Related Special Sections
The P5+1 negotiators — the US, UK, France, China, Russia and Germany — and their Iranian counterparts are in overtime in efforts to reach an accord on Tehran’s nuclear program. As the March 31st deadline passed the parties, ecsconced in a Lausanne, Switzerland luxury hotel, pressed on as reports circulated that an agreement was within reach but key issues remained.
Today we commend to your attention a highly useful report by CSIS Arleigh Burke Chair Dr. Anthony Cordesman on the key criteria to consider in judging an agreement between the parties, if one can be reached. Last month Dr. Cordesman circulated a report titled, “Judging a P5+1 Agreement with Iran: The Key Technical and Strategic Issues.” Here is his introduction to the detailed report on the key criteria and a link to the document. Also check out the SUSRIS Special Section “Iran Nuclear Deal” – a comprehensive collection of articles, interviews and more on the topic
Nothing in our deliberations is decided until everything is decided.
John Kerry, March 14
Judging a P5+1 Nuclear Agreement with Iran: The Key Criteria
Anthony H. Cordesman
March 30, 2015
All too often in the real world, peace is an extension of war by other means. This is certainly the case with the P5+1 negotiations with Iran. The negotiations only have taken place because Iran faced sanctions and the equivalent of economic warfare. There is no evidence as yet that any agreement is going to bring a broader détente, and every aspect of the negotiations has so far left unresolved questions about the nature of Iran’s nuclear programs, created new debates over trade-offs in Iran’s efforts in return for easing sanctions, and involved a continuing propaganda and political battles between Iran and the members of the P5+1.
At least in the near term, even the best outcome will have no impact on the massive conventional arms race in the Gulf, Iran’s buildup of its missile and asymmetric warfare forces, or Iran’s efforts to increase its military and strategic influence in Bahrain, Iraq, Lebanon, Syria, and Yemen. If anything, the negotiations have created new fears and concerns among the Arab Gulf states and Iran’s neighbors while the competition between Iran and the Southern Gulf states for influence over Iraq and Yemen has steadily intensified.

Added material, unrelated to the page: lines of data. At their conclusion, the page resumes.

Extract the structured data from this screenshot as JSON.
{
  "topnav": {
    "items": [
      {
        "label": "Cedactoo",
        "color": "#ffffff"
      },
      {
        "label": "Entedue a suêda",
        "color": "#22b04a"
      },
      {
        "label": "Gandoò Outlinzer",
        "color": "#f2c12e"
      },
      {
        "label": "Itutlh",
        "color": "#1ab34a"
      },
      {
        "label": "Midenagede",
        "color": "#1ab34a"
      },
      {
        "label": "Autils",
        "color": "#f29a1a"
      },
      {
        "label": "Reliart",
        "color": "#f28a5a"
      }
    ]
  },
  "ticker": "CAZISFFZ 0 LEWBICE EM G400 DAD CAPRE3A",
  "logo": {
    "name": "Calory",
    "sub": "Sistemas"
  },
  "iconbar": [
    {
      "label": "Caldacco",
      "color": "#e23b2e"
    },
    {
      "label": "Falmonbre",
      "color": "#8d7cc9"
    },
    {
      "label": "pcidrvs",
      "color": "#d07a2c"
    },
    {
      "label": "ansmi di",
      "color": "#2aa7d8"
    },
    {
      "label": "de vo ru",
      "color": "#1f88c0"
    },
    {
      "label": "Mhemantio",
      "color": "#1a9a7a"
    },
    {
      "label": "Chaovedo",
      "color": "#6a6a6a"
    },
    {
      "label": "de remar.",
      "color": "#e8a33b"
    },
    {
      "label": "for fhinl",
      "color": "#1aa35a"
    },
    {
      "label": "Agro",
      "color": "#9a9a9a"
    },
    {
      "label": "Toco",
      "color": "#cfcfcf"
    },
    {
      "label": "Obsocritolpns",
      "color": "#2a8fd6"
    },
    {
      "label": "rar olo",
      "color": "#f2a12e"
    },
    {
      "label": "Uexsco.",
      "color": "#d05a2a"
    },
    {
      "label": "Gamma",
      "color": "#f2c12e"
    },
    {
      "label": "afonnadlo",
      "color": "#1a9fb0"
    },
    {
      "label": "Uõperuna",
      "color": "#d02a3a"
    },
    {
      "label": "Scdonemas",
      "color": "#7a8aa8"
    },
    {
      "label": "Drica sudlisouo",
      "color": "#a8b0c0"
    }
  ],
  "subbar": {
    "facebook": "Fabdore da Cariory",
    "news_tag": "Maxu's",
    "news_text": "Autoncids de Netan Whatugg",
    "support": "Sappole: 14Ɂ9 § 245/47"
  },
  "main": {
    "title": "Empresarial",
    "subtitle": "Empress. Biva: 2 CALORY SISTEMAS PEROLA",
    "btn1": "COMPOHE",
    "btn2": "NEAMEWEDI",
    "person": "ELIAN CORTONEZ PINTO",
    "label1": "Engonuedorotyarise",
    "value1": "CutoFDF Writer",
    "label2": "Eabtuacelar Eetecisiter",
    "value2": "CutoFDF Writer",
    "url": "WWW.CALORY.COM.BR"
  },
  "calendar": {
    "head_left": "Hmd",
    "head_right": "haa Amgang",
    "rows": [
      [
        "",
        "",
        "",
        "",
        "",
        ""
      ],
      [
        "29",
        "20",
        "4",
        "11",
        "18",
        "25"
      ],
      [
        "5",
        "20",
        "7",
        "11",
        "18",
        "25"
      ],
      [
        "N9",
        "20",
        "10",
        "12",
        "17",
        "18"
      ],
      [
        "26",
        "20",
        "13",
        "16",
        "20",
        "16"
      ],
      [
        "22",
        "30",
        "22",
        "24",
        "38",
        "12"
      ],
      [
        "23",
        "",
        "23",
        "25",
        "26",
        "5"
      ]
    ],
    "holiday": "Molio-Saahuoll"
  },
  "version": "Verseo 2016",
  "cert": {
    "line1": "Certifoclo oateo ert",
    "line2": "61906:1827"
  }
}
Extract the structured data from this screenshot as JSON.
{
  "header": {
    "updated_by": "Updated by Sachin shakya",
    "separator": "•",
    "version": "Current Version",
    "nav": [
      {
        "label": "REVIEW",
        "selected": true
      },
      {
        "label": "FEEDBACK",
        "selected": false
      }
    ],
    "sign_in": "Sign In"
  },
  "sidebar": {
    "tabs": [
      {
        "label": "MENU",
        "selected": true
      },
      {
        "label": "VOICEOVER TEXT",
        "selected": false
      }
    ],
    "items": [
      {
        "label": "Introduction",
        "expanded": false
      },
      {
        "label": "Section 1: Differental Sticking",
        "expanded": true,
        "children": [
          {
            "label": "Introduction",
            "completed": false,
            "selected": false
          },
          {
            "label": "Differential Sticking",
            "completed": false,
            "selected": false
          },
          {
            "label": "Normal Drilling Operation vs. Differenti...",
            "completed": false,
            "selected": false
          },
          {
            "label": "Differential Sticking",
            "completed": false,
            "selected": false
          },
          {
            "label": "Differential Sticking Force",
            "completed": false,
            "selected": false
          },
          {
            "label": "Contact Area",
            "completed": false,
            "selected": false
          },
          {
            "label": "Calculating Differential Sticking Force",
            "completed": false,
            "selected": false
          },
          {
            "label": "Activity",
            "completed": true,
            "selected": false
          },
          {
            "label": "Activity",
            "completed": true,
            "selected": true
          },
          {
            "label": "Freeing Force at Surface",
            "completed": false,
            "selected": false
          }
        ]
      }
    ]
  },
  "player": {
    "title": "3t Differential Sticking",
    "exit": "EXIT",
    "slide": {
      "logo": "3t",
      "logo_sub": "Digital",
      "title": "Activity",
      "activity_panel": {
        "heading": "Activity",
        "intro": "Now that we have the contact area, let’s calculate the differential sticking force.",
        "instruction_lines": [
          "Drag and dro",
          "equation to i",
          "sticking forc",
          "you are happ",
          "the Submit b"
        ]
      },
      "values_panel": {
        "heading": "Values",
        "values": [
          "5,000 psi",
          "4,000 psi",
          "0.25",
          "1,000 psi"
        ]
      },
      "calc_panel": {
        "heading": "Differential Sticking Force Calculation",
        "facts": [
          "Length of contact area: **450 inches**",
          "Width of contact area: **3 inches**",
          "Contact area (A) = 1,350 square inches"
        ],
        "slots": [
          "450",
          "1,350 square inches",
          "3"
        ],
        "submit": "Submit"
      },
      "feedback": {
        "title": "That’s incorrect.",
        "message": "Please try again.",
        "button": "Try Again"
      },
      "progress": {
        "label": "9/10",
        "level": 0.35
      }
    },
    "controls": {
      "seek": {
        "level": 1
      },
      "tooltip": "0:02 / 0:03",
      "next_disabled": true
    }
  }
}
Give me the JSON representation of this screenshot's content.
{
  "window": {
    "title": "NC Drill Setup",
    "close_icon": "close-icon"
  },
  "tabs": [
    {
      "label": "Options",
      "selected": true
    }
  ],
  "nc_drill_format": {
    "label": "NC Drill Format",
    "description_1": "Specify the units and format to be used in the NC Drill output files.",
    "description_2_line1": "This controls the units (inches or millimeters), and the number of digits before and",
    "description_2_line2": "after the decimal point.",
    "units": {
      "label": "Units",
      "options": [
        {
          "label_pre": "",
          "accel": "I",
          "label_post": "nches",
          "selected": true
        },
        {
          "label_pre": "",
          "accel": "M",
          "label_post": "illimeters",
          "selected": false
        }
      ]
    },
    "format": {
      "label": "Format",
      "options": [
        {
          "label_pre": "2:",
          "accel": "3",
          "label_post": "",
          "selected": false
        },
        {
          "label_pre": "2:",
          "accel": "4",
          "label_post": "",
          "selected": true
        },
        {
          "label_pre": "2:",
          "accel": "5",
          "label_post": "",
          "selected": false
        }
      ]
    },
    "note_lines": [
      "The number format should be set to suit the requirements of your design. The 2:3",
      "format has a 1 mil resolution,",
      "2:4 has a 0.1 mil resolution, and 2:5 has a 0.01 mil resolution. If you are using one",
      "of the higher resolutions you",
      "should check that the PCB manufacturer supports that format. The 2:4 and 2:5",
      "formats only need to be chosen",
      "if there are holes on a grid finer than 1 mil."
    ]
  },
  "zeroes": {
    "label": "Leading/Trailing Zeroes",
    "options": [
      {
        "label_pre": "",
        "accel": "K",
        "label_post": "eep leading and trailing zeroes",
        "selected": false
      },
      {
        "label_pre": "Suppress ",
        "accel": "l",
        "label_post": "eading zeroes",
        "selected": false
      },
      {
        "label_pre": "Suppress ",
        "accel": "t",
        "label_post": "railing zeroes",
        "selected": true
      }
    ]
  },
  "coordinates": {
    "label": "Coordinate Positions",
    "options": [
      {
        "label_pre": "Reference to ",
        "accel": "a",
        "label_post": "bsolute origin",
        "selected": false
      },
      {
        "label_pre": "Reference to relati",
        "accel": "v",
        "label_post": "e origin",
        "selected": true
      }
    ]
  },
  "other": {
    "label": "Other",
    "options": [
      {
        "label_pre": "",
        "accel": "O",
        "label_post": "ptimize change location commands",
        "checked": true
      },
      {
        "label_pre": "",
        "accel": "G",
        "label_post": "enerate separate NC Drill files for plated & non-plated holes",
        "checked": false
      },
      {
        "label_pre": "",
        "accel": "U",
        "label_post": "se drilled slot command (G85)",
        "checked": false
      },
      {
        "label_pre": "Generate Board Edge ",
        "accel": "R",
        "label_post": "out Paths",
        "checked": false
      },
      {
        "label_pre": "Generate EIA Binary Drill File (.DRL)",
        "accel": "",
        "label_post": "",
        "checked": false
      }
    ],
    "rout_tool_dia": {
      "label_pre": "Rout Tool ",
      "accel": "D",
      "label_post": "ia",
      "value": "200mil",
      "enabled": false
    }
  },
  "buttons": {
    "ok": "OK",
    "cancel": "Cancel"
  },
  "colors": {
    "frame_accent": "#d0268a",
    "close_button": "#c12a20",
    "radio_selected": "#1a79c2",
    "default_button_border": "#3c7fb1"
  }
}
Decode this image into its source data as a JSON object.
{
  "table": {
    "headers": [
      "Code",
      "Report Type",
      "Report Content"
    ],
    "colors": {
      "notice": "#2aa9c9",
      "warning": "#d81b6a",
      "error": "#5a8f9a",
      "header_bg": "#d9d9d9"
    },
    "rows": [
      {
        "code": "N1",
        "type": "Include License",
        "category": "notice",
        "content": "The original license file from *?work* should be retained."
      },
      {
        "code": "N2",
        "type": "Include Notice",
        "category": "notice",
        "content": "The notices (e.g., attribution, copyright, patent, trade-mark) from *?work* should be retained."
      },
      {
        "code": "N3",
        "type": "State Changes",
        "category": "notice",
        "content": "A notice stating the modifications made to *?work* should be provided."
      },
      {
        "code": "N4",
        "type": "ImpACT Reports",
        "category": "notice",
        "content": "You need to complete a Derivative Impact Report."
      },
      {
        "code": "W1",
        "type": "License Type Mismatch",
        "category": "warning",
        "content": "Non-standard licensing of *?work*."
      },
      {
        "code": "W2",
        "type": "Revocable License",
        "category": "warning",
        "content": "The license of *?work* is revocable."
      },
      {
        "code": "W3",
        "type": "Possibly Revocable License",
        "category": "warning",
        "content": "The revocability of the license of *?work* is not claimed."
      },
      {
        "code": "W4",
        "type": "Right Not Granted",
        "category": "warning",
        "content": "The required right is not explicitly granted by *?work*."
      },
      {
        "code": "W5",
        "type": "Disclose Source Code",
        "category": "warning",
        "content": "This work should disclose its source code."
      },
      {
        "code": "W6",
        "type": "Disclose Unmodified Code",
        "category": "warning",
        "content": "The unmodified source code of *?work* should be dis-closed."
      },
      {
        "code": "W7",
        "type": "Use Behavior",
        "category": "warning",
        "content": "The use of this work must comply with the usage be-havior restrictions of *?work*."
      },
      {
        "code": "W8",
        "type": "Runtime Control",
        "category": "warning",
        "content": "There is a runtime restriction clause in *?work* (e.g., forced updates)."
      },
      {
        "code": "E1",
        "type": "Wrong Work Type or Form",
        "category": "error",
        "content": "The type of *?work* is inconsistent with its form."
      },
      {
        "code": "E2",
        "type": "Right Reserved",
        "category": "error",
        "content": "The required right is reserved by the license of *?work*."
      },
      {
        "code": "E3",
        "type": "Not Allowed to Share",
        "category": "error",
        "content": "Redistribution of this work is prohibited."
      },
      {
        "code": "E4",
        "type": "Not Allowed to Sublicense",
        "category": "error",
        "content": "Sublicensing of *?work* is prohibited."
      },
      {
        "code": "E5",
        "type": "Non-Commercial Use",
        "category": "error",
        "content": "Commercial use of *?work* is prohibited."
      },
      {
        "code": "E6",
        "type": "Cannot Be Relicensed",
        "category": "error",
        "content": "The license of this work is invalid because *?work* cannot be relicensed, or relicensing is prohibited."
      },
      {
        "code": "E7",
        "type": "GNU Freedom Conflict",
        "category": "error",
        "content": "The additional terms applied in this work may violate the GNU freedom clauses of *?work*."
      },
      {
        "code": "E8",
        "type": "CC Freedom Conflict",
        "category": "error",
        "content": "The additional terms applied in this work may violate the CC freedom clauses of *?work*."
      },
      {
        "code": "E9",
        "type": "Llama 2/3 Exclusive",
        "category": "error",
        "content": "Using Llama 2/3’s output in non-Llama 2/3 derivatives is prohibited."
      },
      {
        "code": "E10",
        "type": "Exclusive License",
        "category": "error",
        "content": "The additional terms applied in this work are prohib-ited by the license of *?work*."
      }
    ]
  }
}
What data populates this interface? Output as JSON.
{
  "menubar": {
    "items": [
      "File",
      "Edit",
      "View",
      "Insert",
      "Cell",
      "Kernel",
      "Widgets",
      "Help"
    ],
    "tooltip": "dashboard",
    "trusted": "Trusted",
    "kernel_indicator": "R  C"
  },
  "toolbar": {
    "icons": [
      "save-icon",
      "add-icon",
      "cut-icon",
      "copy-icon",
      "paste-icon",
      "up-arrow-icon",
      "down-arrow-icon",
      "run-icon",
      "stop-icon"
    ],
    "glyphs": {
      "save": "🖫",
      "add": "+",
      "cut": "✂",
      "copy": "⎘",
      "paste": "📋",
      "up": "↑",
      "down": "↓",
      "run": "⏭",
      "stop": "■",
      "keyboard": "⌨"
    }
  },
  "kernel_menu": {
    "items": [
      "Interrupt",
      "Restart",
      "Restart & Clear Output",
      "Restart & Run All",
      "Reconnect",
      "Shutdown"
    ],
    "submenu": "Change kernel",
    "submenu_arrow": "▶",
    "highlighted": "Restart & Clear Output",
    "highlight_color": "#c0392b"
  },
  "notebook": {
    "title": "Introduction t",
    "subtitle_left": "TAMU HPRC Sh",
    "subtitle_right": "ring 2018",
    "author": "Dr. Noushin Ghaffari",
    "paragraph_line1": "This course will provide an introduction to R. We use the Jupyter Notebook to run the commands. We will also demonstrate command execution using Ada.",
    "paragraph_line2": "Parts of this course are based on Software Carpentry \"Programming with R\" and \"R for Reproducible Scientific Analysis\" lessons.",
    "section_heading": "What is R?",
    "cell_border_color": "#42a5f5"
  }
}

Détente may come at some point in the future, but any nuclear agreement that does finally emerge will be the result of an adversarial relationship, and one that is unlikely to have any predictable ending after an agreement is signed. Signing is also only the start of what normally is a long period of arguments over the exact terms of the agreement and over how it should be implemented, and a competition to find ways to obtain an advantage in exploiting it.
The P5+1/Iran talks in Geneva in November 2014 — where it started.
Arms control is a process, not an event. Actually implementing an agreement will involve a list of questions and issues, clarifications, and efforts to push the agreement to one side’s advantage that will go on for years. Like peace, arms control can be an extension of war by other means and often proves to be a serious of ongoing political and technical battles.
Things will not be eased by the internal tensions within each side. Members of Iran’s ruling “revolutionary” elite have aired public arguments between various factions over virtually every aspect of the negotiations, over dealing with the US, and the over the future of Iran’s nuclear power program. The Obama Administration and Republican majority in the Congress, and liberals and conservatives, have held equally public debates, and the President has publicly feuded with the Prime Minister of Israel. Debates have surfaced between the US and key Arab allies like Saudi Arabia, as well as within the P5+1. As is often the case with arms control, the future of the agreement may depend at least as much on its politics as its merits.
The Burke Chair in Strategy at CSIS is releasing a new report, “Judging a P5+1 Nuclear Agreement with Iran: The Key Criteria.” That report is available on the CSIS website:
Anthony H. Cordesman holds the Arleigh A. Burke Chair in Strategy at the Center for Strategic and International Studies (CSIS) in Washington, D.C.
Read more on this topic: